Published on September 26th, 2019 | by Mark Dwyer0
Requesting a VFR Clearance
The IAA have published guidance to general aviation pilots in Ireland about requesting a VFR Clearance. The guidance, which is reproduced below, outlines the steps and processes that happen in the background when you request a VFR clearance.
Pilots are often surprised when there is a delay following a request for a VFR clearance. This material explains the internal processes that must occur within air traffic control (ATC) for such a request to be processed.
The processes described here are generalisations and may vary in detail depending on time of day and location. When requesting a clearance from ATC, make your request on the appropriate frequency for the area you are in, unless a particular frequency is specified in AIP IRELAND. ATC will transfer you to the correct frequency if necessary.
Step 1 – Clearance request
“Dublin Approach, Echo India India Alpha Alpha, Cessna 172, approaching Bray, two thousand feet, request entry to the zone routing to Weston.”
Step 2 – Establishing identification
Before any surveillance-based services can be provided, controllers must establish positive identification of the aircraft concerned. VFR aircraft squawking 7000 are shown on ATC air situation displays as relatively inconspicuous grey tracks. Furthermore, there may be more than one VFR track in the relevant area.
In this situation the usual means of establishing identification is to instruct the pilot to squawk a discrete (individual) code. To obtain a discrete code, it is normally necessary for a flight plan (flight notification) to exist within the ATC Eurocat system. However, inactive VFR plans are not always displayed to controllers, so the first question you are likely to get from a controller is “have you got a flight plan in the system?”
Step 3 – Activating flight plans
If a flight plan has been submitted, in most cases it is a relatively simple process for ATC to access and activate it. If not, then the controller will have to take details over the air and create a plan. This is a relatively time-consuming and complex process. Remember: even if your details have changed, it is much easier to amend an existing plan than to create one from scratch.
You can greatly speed up the clearance process, or improve your chances of getting a clearance, by submitting a flight plan before takeoff. If done via the online flight planning tool at www.iaa.ie/generalaviation. It costs nothing and if never activated will self-cancel in due course. However, if needed it will be there waiting for you.
Sometimes due to processing errors, flight plans can be “missing” from the ATC Eurocat system when you call. The more information you provide in your flight plan in relation to your point of departure, intended route, and destination, the easier it will be for ATC staff to initially process your flight plan.
In addition, an accurate departure time and estimated elapsed time will assist the ATCO in activating your flight plan, and the provision of contact information (such as a mobile phone number) in your flight plan will assist in the provision of an Alerting Service.

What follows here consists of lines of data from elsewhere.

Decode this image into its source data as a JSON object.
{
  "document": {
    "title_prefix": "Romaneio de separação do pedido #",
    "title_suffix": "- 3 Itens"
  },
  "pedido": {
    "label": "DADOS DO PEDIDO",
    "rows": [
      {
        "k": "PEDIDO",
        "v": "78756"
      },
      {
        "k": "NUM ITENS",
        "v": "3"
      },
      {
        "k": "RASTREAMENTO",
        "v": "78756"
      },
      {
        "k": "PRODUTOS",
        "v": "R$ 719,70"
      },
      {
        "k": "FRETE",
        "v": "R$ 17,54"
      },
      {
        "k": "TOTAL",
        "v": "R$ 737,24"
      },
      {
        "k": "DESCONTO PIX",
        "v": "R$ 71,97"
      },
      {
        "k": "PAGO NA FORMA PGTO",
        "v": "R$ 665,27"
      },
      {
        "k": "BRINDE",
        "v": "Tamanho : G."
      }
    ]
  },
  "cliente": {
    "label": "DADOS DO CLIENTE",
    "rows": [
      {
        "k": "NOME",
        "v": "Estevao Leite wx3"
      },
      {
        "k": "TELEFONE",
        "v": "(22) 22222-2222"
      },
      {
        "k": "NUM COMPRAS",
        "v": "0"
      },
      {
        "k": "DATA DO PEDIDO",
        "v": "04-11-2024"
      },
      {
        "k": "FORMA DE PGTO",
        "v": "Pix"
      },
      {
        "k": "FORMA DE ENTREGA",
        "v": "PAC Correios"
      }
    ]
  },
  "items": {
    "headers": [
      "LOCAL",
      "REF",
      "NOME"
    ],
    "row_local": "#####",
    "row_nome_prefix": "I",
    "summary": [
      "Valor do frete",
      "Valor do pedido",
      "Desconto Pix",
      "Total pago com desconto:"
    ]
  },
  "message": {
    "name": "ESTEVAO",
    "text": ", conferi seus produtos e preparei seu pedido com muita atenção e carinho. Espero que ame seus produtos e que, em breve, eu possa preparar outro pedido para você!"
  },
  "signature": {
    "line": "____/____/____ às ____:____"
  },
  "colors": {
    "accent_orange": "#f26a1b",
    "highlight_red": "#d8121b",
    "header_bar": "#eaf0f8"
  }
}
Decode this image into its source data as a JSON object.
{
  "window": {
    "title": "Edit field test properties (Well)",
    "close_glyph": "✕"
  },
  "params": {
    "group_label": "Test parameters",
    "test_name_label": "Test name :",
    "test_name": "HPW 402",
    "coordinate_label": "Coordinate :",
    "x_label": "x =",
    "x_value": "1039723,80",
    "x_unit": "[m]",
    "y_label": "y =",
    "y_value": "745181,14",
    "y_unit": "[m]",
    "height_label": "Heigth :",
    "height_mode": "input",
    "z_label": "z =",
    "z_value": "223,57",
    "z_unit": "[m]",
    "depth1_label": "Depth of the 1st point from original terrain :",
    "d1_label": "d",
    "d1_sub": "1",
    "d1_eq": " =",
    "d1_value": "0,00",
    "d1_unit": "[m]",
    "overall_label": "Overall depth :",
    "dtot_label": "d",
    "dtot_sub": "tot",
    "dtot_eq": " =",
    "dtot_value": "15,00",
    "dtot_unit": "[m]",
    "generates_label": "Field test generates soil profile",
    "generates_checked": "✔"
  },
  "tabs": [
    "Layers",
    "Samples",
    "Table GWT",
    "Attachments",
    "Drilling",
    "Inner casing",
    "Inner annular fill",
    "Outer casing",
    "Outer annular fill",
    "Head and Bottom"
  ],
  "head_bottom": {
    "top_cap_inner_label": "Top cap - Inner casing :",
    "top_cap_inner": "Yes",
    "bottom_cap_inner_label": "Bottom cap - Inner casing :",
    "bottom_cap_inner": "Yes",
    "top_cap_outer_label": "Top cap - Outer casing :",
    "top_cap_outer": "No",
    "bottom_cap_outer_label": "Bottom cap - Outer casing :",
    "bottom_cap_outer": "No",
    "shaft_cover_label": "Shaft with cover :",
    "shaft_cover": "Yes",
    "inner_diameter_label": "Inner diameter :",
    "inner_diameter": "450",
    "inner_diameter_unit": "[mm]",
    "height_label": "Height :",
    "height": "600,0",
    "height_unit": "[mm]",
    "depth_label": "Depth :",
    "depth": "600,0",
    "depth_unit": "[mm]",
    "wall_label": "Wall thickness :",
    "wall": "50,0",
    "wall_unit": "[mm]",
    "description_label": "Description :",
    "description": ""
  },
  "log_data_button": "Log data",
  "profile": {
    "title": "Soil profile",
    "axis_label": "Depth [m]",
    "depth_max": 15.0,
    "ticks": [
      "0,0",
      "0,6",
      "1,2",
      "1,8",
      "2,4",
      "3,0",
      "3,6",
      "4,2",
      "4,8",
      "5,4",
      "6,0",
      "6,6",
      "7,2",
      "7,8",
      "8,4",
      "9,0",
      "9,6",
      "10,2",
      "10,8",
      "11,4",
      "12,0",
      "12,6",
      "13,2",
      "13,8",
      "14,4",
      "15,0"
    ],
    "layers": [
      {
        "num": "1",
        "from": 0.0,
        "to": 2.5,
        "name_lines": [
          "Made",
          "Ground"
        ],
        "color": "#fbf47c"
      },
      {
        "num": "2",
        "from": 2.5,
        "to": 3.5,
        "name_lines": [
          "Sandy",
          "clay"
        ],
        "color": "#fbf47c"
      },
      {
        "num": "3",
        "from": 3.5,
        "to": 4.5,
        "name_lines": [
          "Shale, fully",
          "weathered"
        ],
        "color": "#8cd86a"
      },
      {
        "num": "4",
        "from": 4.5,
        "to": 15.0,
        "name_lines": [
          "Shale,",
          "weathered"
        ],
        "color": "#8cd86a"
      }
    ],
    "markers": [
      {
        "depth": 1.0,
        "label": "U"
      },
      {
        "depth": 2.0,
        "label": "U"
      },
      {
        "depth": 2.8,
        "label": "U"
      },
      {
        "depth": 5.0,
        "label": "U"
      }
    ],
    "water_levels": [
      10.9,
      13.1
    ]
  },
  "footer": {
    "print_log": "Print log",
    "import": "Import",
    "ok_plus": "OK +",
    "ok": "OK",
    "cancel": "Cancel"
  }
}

Step 4 – Linking identification to flight plan
Once ATC has activated the flight plan and instructed you to squawk a discrete code, it will take a few moments for the surveillance system to detect your squawk, couple the flight plan details to it and display the details to the controller. Your aircraft’s track will now have an interactive label attached to it (see above), and there will also be a flight strip giving the controllers access to further information about your flight.
Step 5 – Co-ordination with other controllers
Once the flight plan has coupled to a track, identification has been positively established. The controller talking to you will now need to coordinate with other controllers about your flight before a clearance is approved. For example, at Dublin this will include co-ordination with the Dublin Approach radar controller, Military control and also Weston ATC. Your progress through the control zone can impact on the processing of scheduled IFR traffic at Dublin airport, Baldonnel and Weston airports, depending on the active runway and traffic pattern.
Before you fly…
Each location has preferred routes and/or levels for accepting VFR traffic, which may vary depending on the day of the week, or the time of day. You can often help your chances of obtaining a clearance through busy terminal areas by telephoning the terminal area Station Manager before you flight plan. They will be able to advise on the best routes, levels or times to plan. This is particularly valuable if you want to do something unusual, for example some sightseeing or other air work. The applicable phone numbers are listed below.
You can see that there are a number of steps that must occur within ATC, not all of them visible to the pilot, before a VFR clearance can be issued. All of this takes time, and the controller will have other aircraft to manage as well. You can improve your chances of obtaining a clearance, reduce delays and minimise the risk of an airspace infringement by:
- telephoning the supervisor at busy locations for advice prior to flight planning
- submitting a flight plan, even if you may not need it
- allowing plenty of time before the CTA boundary when you make your clearance request
- always having an alternative plan and decision point in case a clearance is not available as requested.
Cork Air Traffic Control Dublin Air Traffic Control Shannon Air Traffic Control
(021) 432 9667 (01) 844 5962 (061) 366 148